Noncompetition and Buyout Provisions
In general, either all or none of the parties to a merger should be subject to a noncompetition clause. A less restrictive alternative to a noncompetition clause is a limitation on future buyouts. The departing physician may have the right to leave and compete, but it comes at the disincentive of a reduced buyout price to the departing physician. Such a provision acts as an incentive for the physicians to stay with the merged practice.
Initial Exit Plans

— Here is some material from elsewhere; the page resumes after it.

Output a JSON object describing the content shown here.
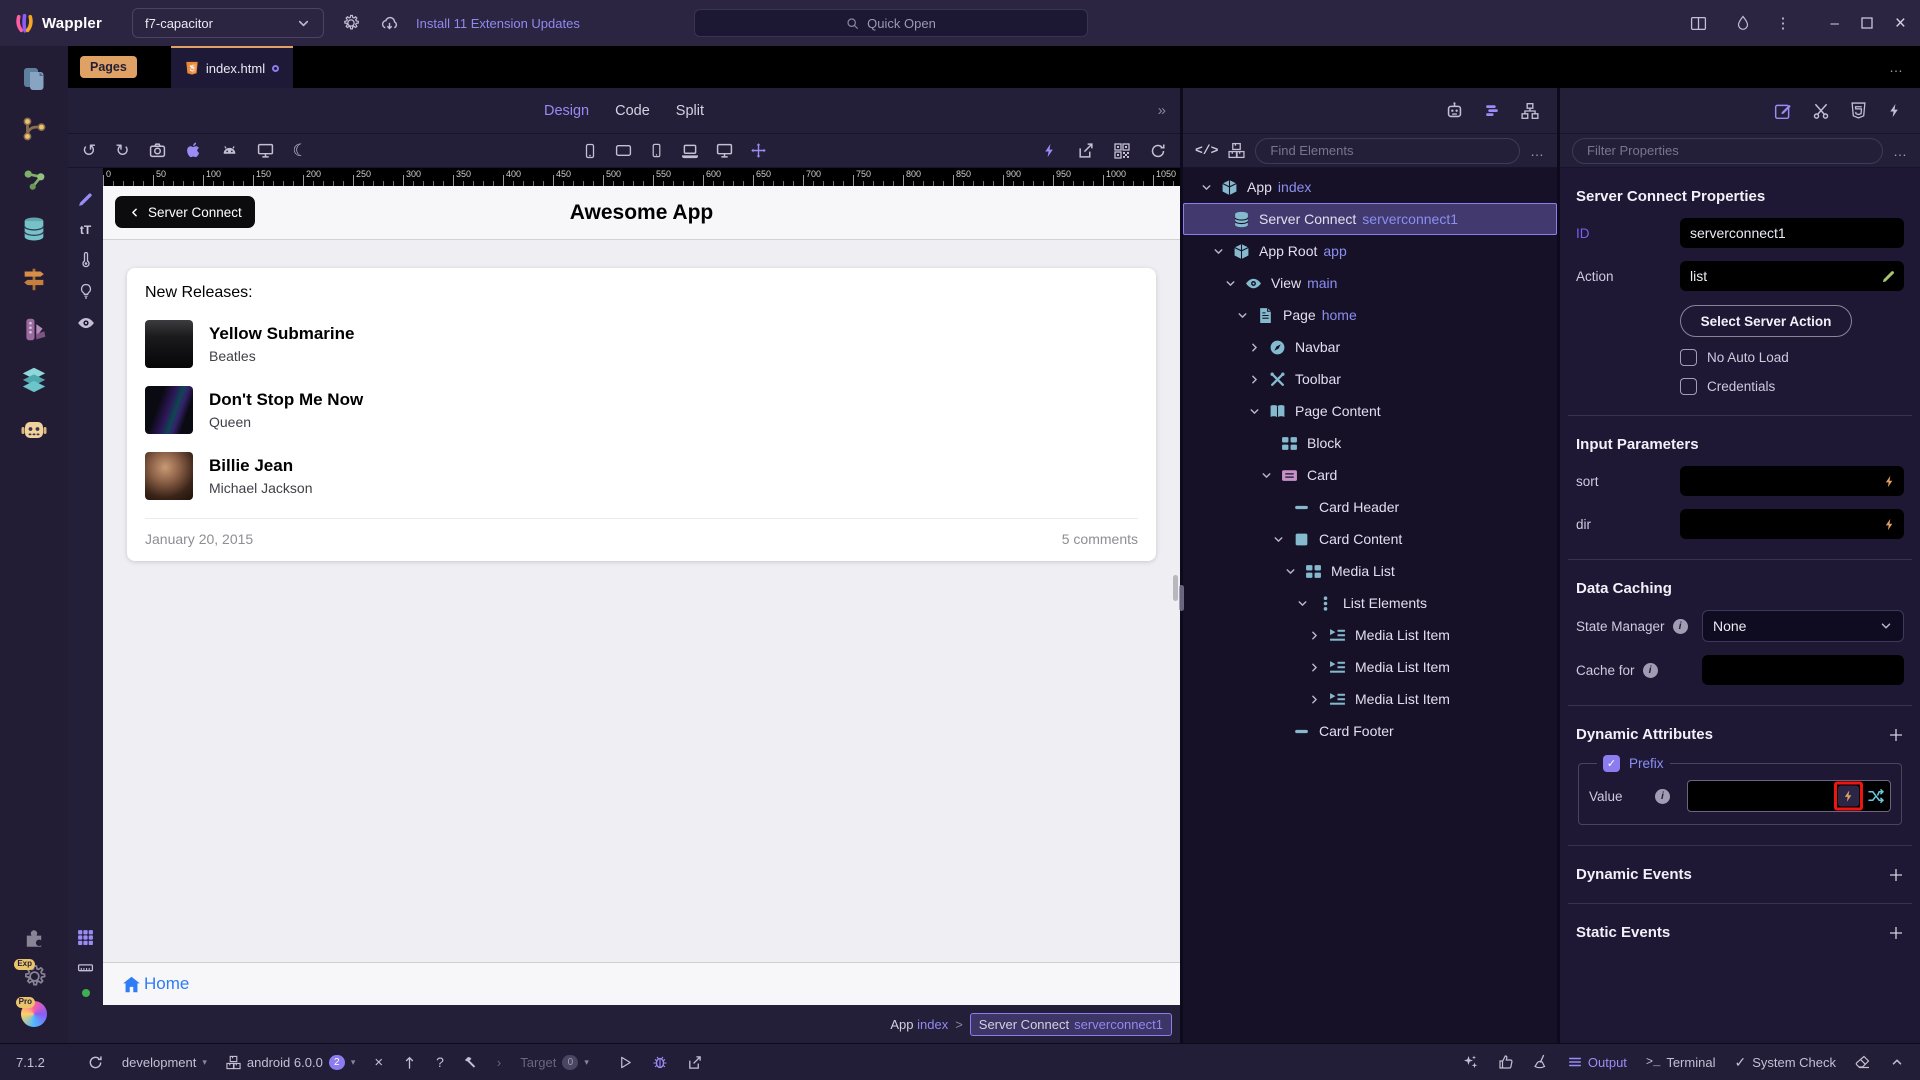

Parties often want a “bail out” clause, which permits a merging party to reverse or “unwind” the transaction within an initial period of time (typically no more than 18 months) if a party feels that the merger is not working out as intended. This helps place both groups as close to their premerger state as possible. Remember that after the merger closes there will likely be assets that have been acquired as well as duplicative assets that have been disposed. A bail-out clause should address such matters by orderly allocating assets between the parties in the event of a “de-merger.”